Food packaging has been displaying its nutrition information a lot more clearly than it previously did, now using a traffic light system to indicate whether a product is particularly high in fat, sugar, salt and more. And it’s proved really helpful in allowing shoppers to make a quick decision as to whether they want to purchase the product from a health perspective.
However, brands’ use of ‘serving sizes’ can often mean that consumers sometimes miss the full nutritional labels information on some foods. On an average food product, you’ll see the amount of sugar/salt/fat listed in grams and also as a percentage of your recommended daily allowance. This is usually calculated per 100g, and per serving size. You will occasionally also see the nutritional information for the entire weight of the product, too, but not always.
And sometimes a brand’s idea of ‘one serving’ is not exactly in line with the consumer’s.
Take this 300ml bottle of Tropicana as an example. A 300ml bottle contains less liquid than a standard can of coke. So it’s safe to assume a person is likely to drink the whole bottle in one sitting. Yet when you look at the nutritional information, as I did on Tesco’s website, it only appears to break it down into either per ‘150ml serving’ – half of the bottle’s contents – or per 100ml.
It means that a quick look at the traffic light system will only give you the information for half, or less, of what you’re actually drinking. It’s also about how accurate the whole ‘percentage of daily intake’ thing is. These percentages are a rough estimate based on the recommended guidelines set by the government. These are incredibly generalised.
We come in all shapes and sizes. Don’t assume that, just because a packet of crisps claims to take up just 7% of your daily salt intake.
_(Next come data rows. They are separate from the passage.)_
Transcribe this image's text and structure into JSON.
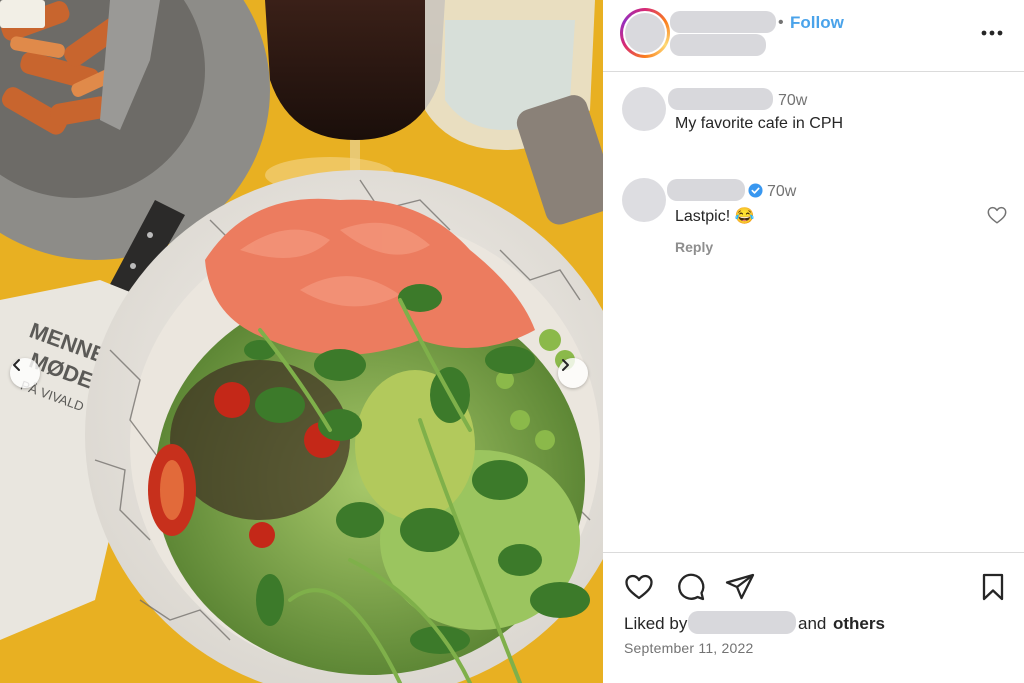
{
  "post": {
    "photo_alt": "Salad with smoked salmon and pea shoots",
    "napkin_text": [
      "MENNE",
      "MØDE",
      "PÅ VIVALD"
    ]
  },
  "header": {
    "separator": "•",
    "follow_label": "Follow",
    "more_icon": "more-horizontal-icon"
  },
  "comments": [
    {
      "time": "70w",
      "text": "My favorite cafe in CPH",
      "verified": false
    },
    {
      "time": "70w",
      "text": "Lastpic! 😂",
      "verified": true,
      "reply_label": "Reply"
    }
  ],
  "footer": {
    "actions": [
      "heart-icon",
      "comment-icon",
      "share-icon",
      "bookmark-icon"
    ],
    "liked_by_prefix": "Liked by",
    "liked_by_mid": "and",
    "liked_by_others": "others",
    "date": "September 11, 2022"
  },
  "colors": {
    "follow": "#4aa3ea",
    "verified": "#3897f0",
    "muted": "#737373",
    "redaction": "#d8d8dc"
  }
}
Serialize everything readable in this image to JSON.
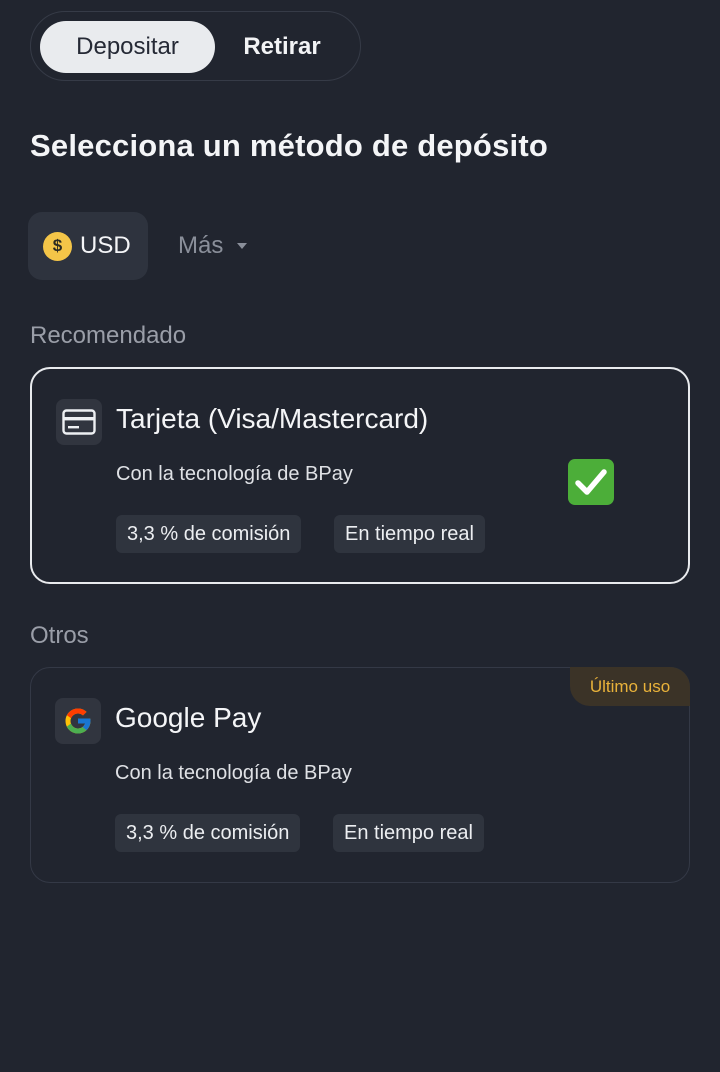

That that figure is actually accurate for you and your body. So there’s a clear lesson to be learned here. Brands aren’t actually doing anything technically wrong by opting to display their nutritional information according to serving sizes. Which means it’s down to us to make sure we’re paying close attention to what we’re reading. So we know exactly what we’re eating.